▸ WHAT THE EXERCISE ASKS:
The entries are to be reproduced verbatim, with all pictures omitted.

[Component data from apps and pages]
»»
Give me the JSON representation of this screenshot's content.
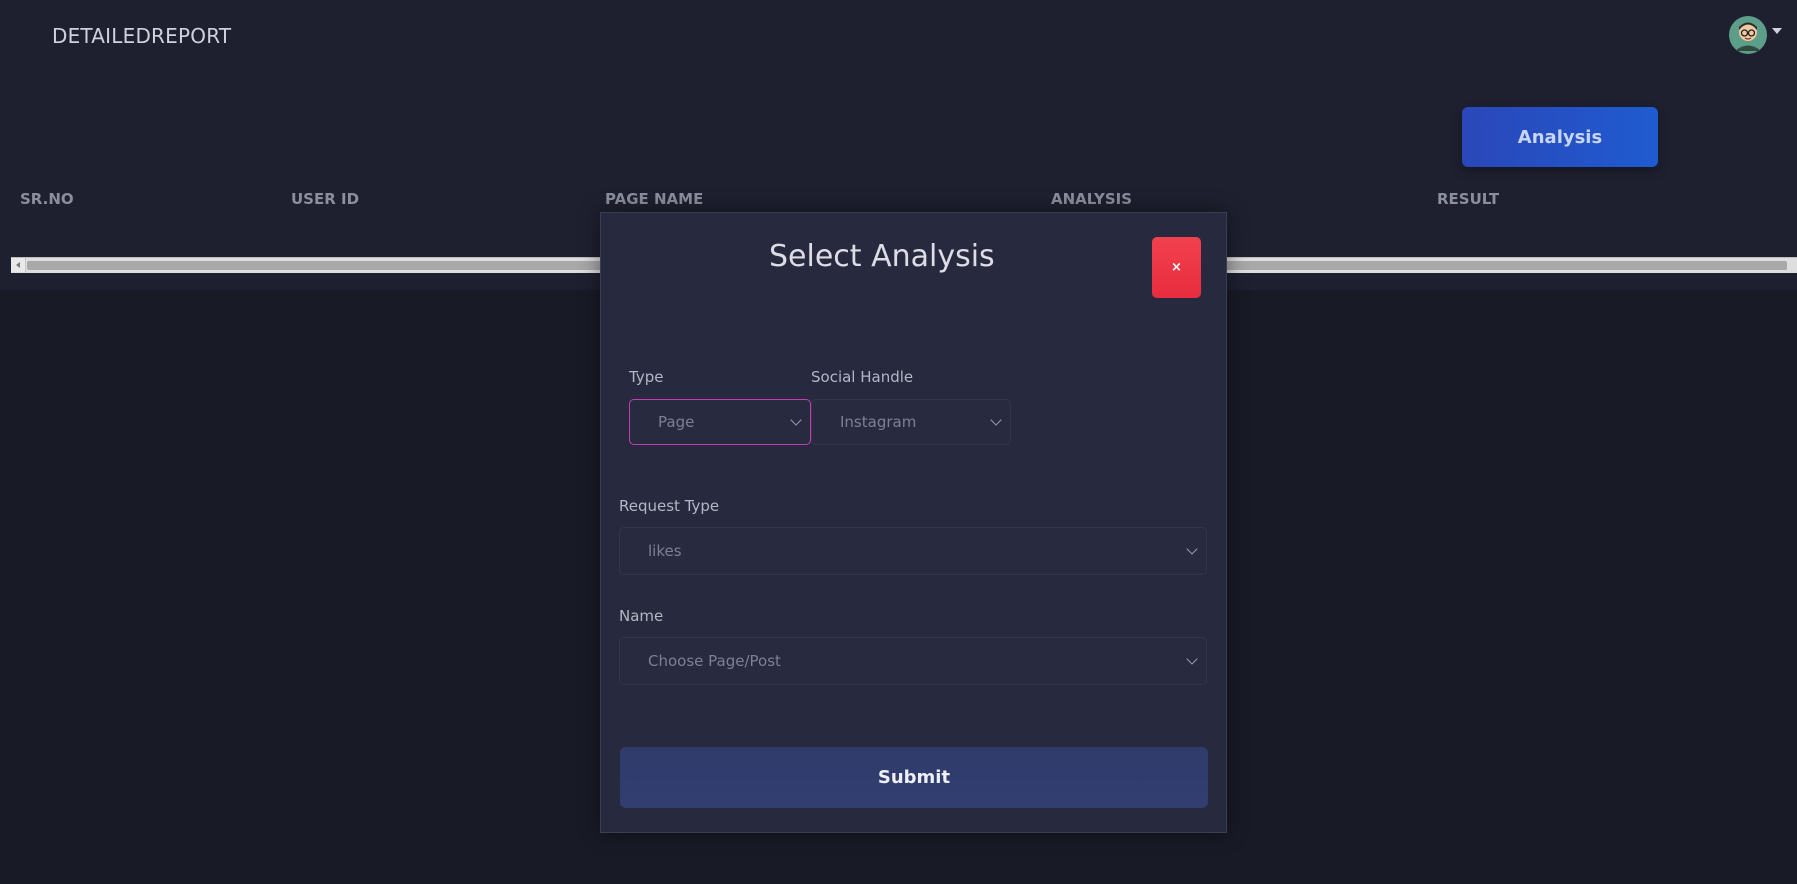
{
  "app": {
    "brand": "DETAILEDREPORT"
  },
  "header": {
    "analysis_button": "Analysis"
  },
  "table": {
    "columns": [
      "SR.NO",
      "USER ID",
      "PAGE NAME",
      "ANALYSIS",
      "RESULT"
    ]
  },
  "modal": {
    "title": "Select Analysis",
    "close_label": "×",
    "type": {
      "label": "Type",
      "value": "Page"
    },
    "social_handle": {
      "label": "Social Handle",
      "value": "Instagram"
    },
    "request_type": {
      "label": "Request Type",
      "value": "likes"
    },
    "name": {
      "label": "Name",
      "value": "Choose Page/Post"
    },
    "submit_label": "Submit"
  },
  "icons": {
    "avatar": "user-avatar-icon",
    "caret": "caret-down-icon",
    "close": "close-icon",
    "chevron": "chevron-down-icon"
  },
  "colors": {
    "page_bg": "#181a26",
    "topbar_bg": "#1e2030",
    "modal_bg": "#272a3e",
    "accent_blue": "#2a47b9",
    "close_red": "#e72d3d",
    "focus_magenta": "#c93bb5",
    "submit_bg": "#323e71"
  }
}
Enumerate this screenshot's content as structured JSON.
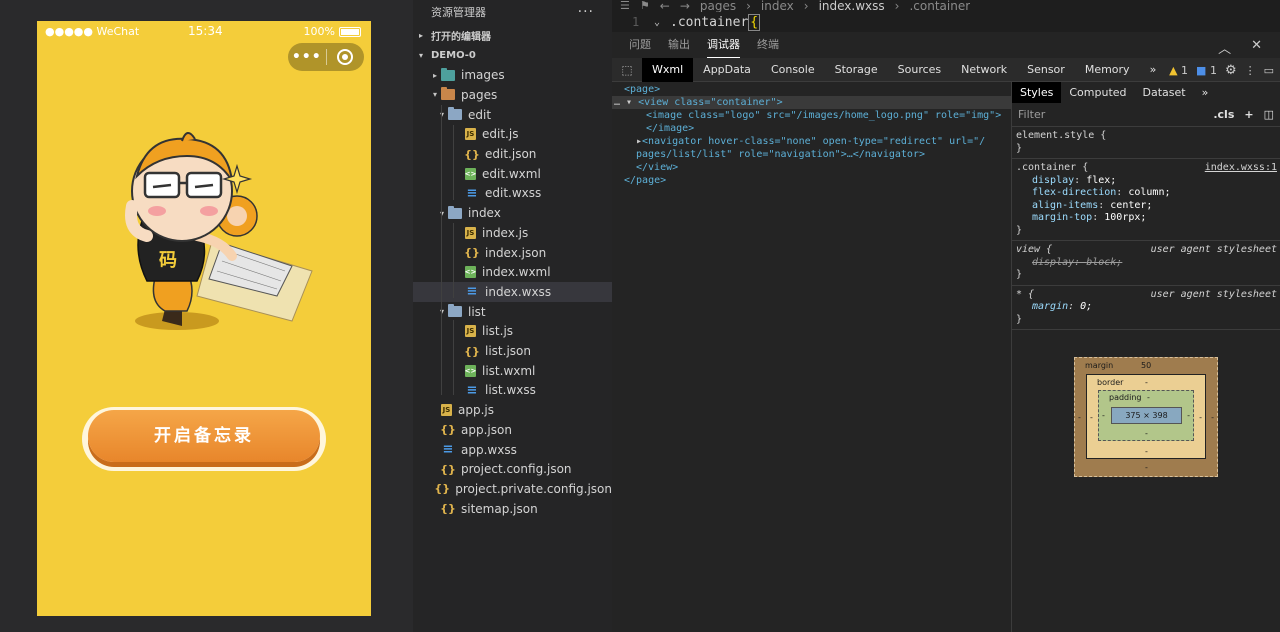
{
  "simulator": {
    "carrier": "●●●●● WeChat",
    "time": "15:34",
    "battery": "100%",
    "capsule_more": "•••",
    "start_button": "开启备忘录"
  },
  "explorer": {
    "title": "资源管理器",
    "more": "···",
    "open_editors": "打开的编辑器",
    "project": "DEMO-0",
    "items": [
      {
        "label": "images",
        "depth": 1,
        "kind": "folder-img",
        "twisty": "▸"
      },
      {
        "label": "pages",
        "depth": 1,
        "kind": "folder-pages",
        "twisty": "▾"
      },
      {
        "label": "edit",
        "depth": 2,
        "kind": "folder",
        "twisty": "▾"
      },
      {
        "label": "edit.js",
        "depth": 3,
        "kind": "js"
      },
      {
        "label": "edit.json",
        "depth": 3,
        "kind": "json"
      },
      {
        "label": "edit.wxml",
        "depth": 3,
        "kind": "wxml"
      },
      {
        "label": "edit.wxss",
        "depth": 3,
        "kind": "wxss"
      },
      {
        "label": "index",
        "depth": 2,
        "kind": "folder",
        "twisty": "▾"
      },
      {
        "label": "index.js",
        "depth": 3,
        "kind": "js"
      },
      {
        "label": "index.json",
        "depth": 3,
        "kind": "json"
      },
      {
        "label": "index.wxml",
        "depth": 3,
        "kind": "wxml"
      },
      {
        "label": "index.wxss",
        "depth": 3,
        "kind": "wxss",
        "selected": true
      },
      {
        "label": "list",
        "depth": 2,
        "kind": "folder",
        "twisty": "▾"
      },
      {
        "label": "list.js",
        "depth": 3,
        "kind": "js"
      },
      {
        "label": "list.json",
        "depth": 3,
        "kind": "json"
      },
      {
        "label": "list.wxml",
        "depth": 3,
        "kind": "wxml"
      },
      {
        "label": "list.wxss",
        "depth": 3,
        "kind": "wxss"
      },
      {
        "label": "app.js",
        "depth": 1,
        "kind": "js"
      },
      {
        "label": "app.json",
        "depth": 1,
        "kind": "json"
      },
      {
        "label": "app.wxss",
        "depth": 1,
        "kind": "wxss"
      },
      {
        "label": "project.config.json",
        "depth": 1,
        "kind": "json"
      },
      {
        "label": "project.private.config.json",
        "depth": 1,
        "kind": "json"
      },
      {
        "label": "sitemap.json",
        "depth": 1,
        "kind": "json"
      }
    ]
  },
  "editor": {
    "breadcrumbs": [
      "pages",
      "›",
      "index",
      "›",
      "index.wxss",
      "›",
      ".container"
    ],
    "line_number": "1",
    "code_selector": ".container",
    "code_brace": "{"
  },
  "devtools": {
    "panel_tabs": [
      "问题",
      "输出",
      "调试器",
      "终端"
    ],
    "active_panel": 2,
    "tabs": [
      "Wxml",
      "AppData",
      "Console",
      "Storage",
      "Sources",
      "Network",
      "Sensor",
      "Memory"
    ],
    "active_tab": 0,
    "overflow": "»",
    "warnings": "1",
    "infos": "1",
    "wxml_lines": [
      "<page>",
      "<view class=\"container\">",
      "<image class=\"logo\" src=\"/images/home_logo.png\" role=\"img\">",
      "</image>",
      "<navigator hover-class=\"none\" open-type=\"redirect\" url=\"/",
      "pages/list/list\" role=\"navigation\">…</navigator>",
      "</view>",
      "</page>"
    ],
    "styles": {
      "tabs": [
        "Styles",
        "Computed",
        "Dataset"
      ],
      "filter_placeholder": "Filter",
      "cls": ".cls",
      "rules": [
        {
          "selector": "element.style {",
          "props": [],
          "close": "}"
        },
        {
          "selector": ".container {",
          "source": "index.wxss:1",
          "props": [
            [
              "display",
              "flex;"
            ],
            [
              "flex-direction",
              "column;"
            ],
            [
              "align-items",
              "center;"
            ],
            [
              "margin-top",
              "100rpx;"
            ]
          ],
          "close": "}"
        },
        {
          "selector": "view {",
          "source": "user agent stylesheet",
          "props": [
            [
              "display",
              "block;"
            ]
          ],
          "close": "}",
          "struck": true
        },
        {
          "selector": "* {",
          "source": "user agent stylesheet",
          "props": [
            [
              "margin",
              "0;"
            ]
          ],
          "close": "}",
          "italic": true
        }
      ],
      "box_model": {
        "margin_label": "margin",
        "margin_top": "50",
        "border_label": "border",
        "padding_label": "padding",
        "dash": "-",
        "content": "375 × 398"
      }
    }
  }
}
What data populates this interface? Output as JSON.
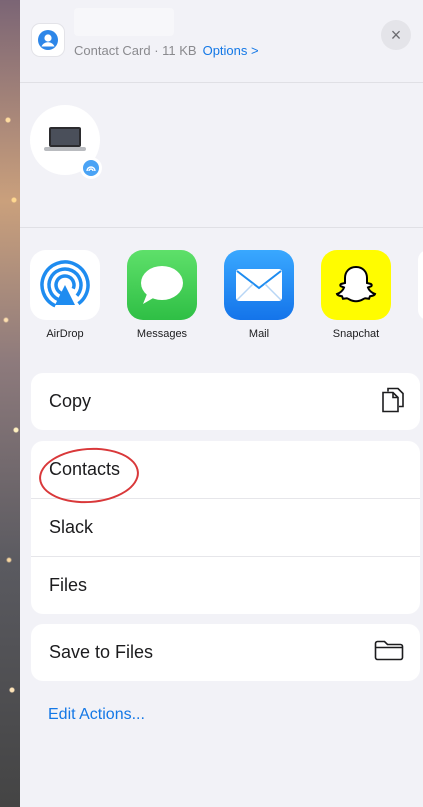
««
▸ TASK OUTPUT:
Give me the JSON representation of this screenshot's content.
{
  "app": {
    "brand": "DETAILEDREPORT"
  },
  "header": {
    "analysis_button": "Analysis"
  },
  "table": {
    "columns": [
      "SR.NO",
      "USER ID",
      "PAGE NAME",
      "ANALYSIS",
      "RESULT"
    ]
  },
  "modal": {
    "title": "Select Analysis",
    "close_label": "×",
    "type": {
      "label": "Type",
      "value": "Page"
    },
    "social_handle": {
      "label": "Social Handle",
      "value": "Instagram"
    },
    "request_type": {
      "label": "Request Type",
      "value": "likes"
    },
    "name": {
      "label": "Name",
      "value": "Choose Page/Post"
    },
    "submit_label": "Submit"
  },
  "icons": {
    "avatar": "user-avatar-icon",
    "caret": "caret-down-icon",
    "close": "close-icon",
    "chevron": "chevron-down-icon"
  },
  "colors": {
    "page_bg": "#181a26",
    "topbar_bg": "#1e2030",
    "modal_bg": "#272a3e",
    "accent_blue": "#2a47b9",
    "close_red": "#e72d3d",
    "focus_magenta": "#c93bb5",
    "submit_bg": "#323e71"
  }
}
Enumerate this screenshot's content as structured JSON.
{
  "simulator": {
    "carrier": "●●●●● WeChat",
    "time": "15:34",
    "battery": "100%",
    "capsule_more": "•••",
    "start_button": "开启备忘录"
  },
  "explorer": {
    "title": "资源管理器",
    "more": "···",
    "open_editors": "打开的编辑器",
    "project": "DEMO-0",
    "items": [
      {
        "label": "images",
        "depth": 1,
        "kind": "folder-img",
        "twisty": "▸"
      },
      {
        "label": "pages",
        "depth": 1,
        "kind": "folder-pages",
        "twisty": "▾"
      },
      {
        "label": "edit",
        "depth": 2,
        "kind": "folder",
        "twisty": "▾"
      },
      {
        "label": "edit.js",
        "depth": 3,
        "kind": "js"
      },
      {
        "label": "edit.json",
        "depth": 3,
        "kind": "json"
      },
      {
        "label": "edit.wxml",
        "depth": 3,
        "kind": "wxml"
      },
      {
        "label": "edit.wxss",
        "depth": 3,
        "kind": "wxss"
      },
      {
        "label": "index",
        "depth": 2,
        "kind": "folder",
        "twisty": "▾"
      },
      {
        "label": "index.js",
        "depth": 3,
        "kind": "js"
      },
      {
        "label": "index.json",
        "depth": 3,
        "kind": "json"
      },
      {
        "label": "index.wxml",
        "depth": 3,
        "kind": "wxml"
      },
      {
        "label": "index.wxss",
        "depth": 3,
        "kind": "wxss",
        "selected": true
      },
      {
        "label": "list",
        "depth": 2,
        "kind": "folder",
        "twisty": "▾"
      },
      {
        "label": "list.js",
        "depth": 3,
        "kind": "js"
      },
      {
        "label": "list.json",
        "depth": 3,
        "kind": "json"
      },
      {
        "label": "list.wxml",
        "depth": 3,
        "kind": "wxml"
      },
      {
        "label": "list.wxss",
        "depth": 3,
        "kind": "wxss"
      },
      {
        "label": "app.js",
        "depth": 1,
        "kind": "js"
      },
      {
        "label": "app.json",
        "depth": 1,
        "kind": "json"
      },
      {
        "label": "app.wxss",
        "depth": 1,
        "kind": "wxss"
      },
      {
        "label": "project.config.json",
        "depth": 1,
        "kind": "json"
      },
      {
        "label": "project.private.config.json",
        "depth": 1,
        "kind": "json"
      },
      {
        "label": "sitemap.json",
        "depth": 1,
        "kind": "json"
      }
    ]
  },
  "editor": {
    "breadcrumbs": [
      "pages",
      "›",
      "index",
      "›",
      "index.wxss",
      "›",
      ".container"
    ],
    "line_number": "1",
    "code_selector": ".container",
    "code_brace": "{"
  },
  "devtools": {
    "panel_tabs": [
      "问题",
      "输出",
      "调试器",
      "终端"
    ],
    "active_panel": 2,
    "tabs": [
      "Wxml",
      "AppData",
      "Console",
      "Storage",
      "Sources",
      "Network",
      "Sensor",
      "Memory"
    ],
    "active_tab": 0,
    "overflow": "»",
    "warnings": "1",
    "infos": "1",
    "wxml_lines": [
      "<page>",
      "<view class=\"container\">",
      "<image class=\"logo\" src=\"/images/home_logo.png\" role=\"img\">",
      "</image>",
      "<navigator hover-class=\"none\" open-type=\"redirect\" url=\"/",
      "pages/list/list\" role=\"navigation\">…</navigator>",
      "</view>",
      "</page>"
    ],
    "styles": {
      "tabs": [
        "Styles",
        "Computed",
        "Dataset"
      ],
      "filter_placeholder": "Filter",
      "cls": ".cls",
      "rules": [
        {
          "selector": "element.style {",
          "props": [],
          "close": "}"
        },
        {
          "selector": ".container {",
          "source": "index.wxss:1",
          "props": [
            [
              "display",
              "flex;"
            ],
            [
              "flex-direction",
              "column;"
            ],
            [
              "align-items",
              "center;"
            ],
            [
              "margin-top",
              "100rpx;"
            ]
          ],
          "close": "}"
        },
        {
          "selector": "view {",
          "source": "user agent stylesheet",
          "props": [
            [
              "display",
              "block;"
            ]
          ],
          "close": "}",
          "struck": true
        },
        {
          "selector": "* {",
          "source": "user agent stylesheet",
          "props": [
            [
              "margin",
              "0;"
            ]
          ],
          "close": "}",
          "italic": true
        }
      ],
      "box_model": {
        "margin_label": "margin",
        "margin_top": "50",
        "border_label": "border",
        "padding_label": "padding",
        "dash": "-",
        "content": "375 × 398"
      }
    }
  }
}
What data populates this interface? Output as JSON.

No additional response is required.